When I was put on the registration, my husband was able to get the paperwork started with my USAREUR license number and my social security number, and then I just had to stop in and show them my license and dependent ID and provide some other basic info to finish the process. Doing this didn’t extend our registration, which I also found out after I pumped gas a couple months later and found out after the fact the registration had expired by a day or two. Apparently the system deactivates fuel ration cards when the car is de-registrered, so again I got stuck paying full price for gas. My husband was the one who signed up for the ESSO card for both of our vehicles, so although that’s another thing you’ll need to take care of to drive here, rather than try to write about something I haven’t done, I suggest checking out this FAQ page which has a lot of information on the Germany Fuel Ration Card Program or this Germany Ja article about the Fuel Ration card.
Once you pay for your registration, you’ll get a long plate for the front of your car which just snaps into the holder. What type of plate you get on the back will depend on your car. Many cars brought from America don’t have room for the long plate, so they get one of American size. My car has a back that allows for a longer plate, so we were able to get that. That one had to be screwed on, and we didn’t have a screw driver. Fortunately someone in one of the nearby offices had one and let us use it. When we re-registered the guy in the office had one. In case there isn’t one or there is a wait to use one if there is, you might want to bring your own along.

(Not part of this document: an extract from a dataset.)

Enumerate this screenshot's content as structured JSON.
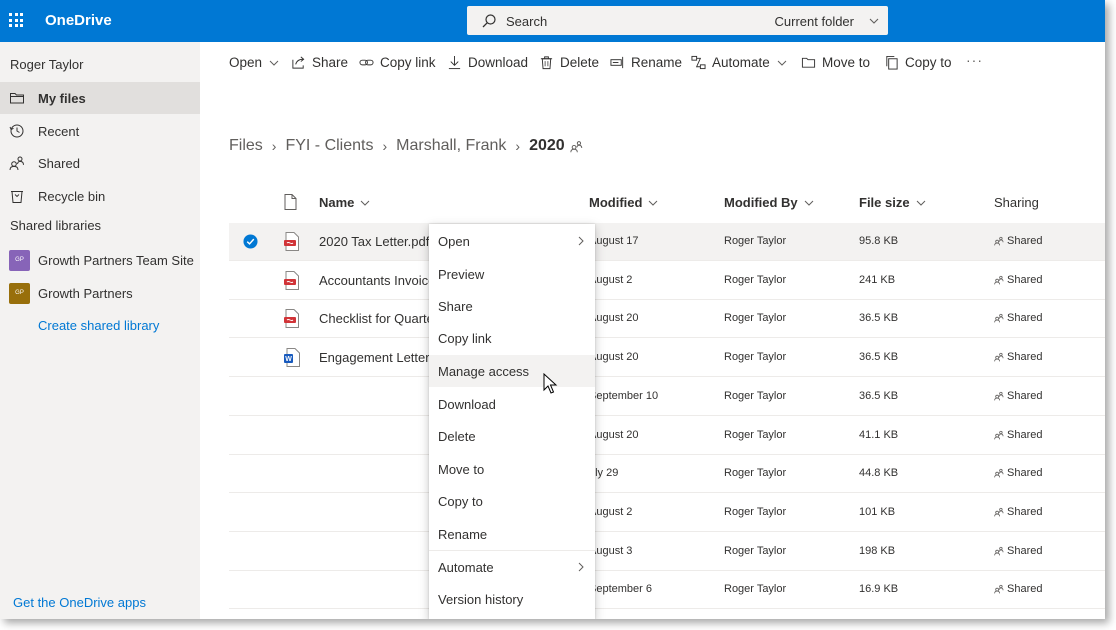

When you get the plates, you’ll also get an emissions decal with your plate number on it. Some areas in Germany are “environmental zones” in which only certain vehicles can be driven. Green, yellow, and red stickers are given based on the emissions level, which are placed on the lower corner of the windshield on the passenger side. Signs before environmental zones display the colors of the vehicles that are allowed to be driven through that area. If you have a green sticker, which is what we have, you can drive through any environmental zone. If you have a red one, you’ll have fewer options. At the time we registered, we had learned that driving without a proper sticker can result in a 40 euro fine.
Once you have a license, pass your safety inspection, and get your car registered, you’re ready to start driving your car in Germany!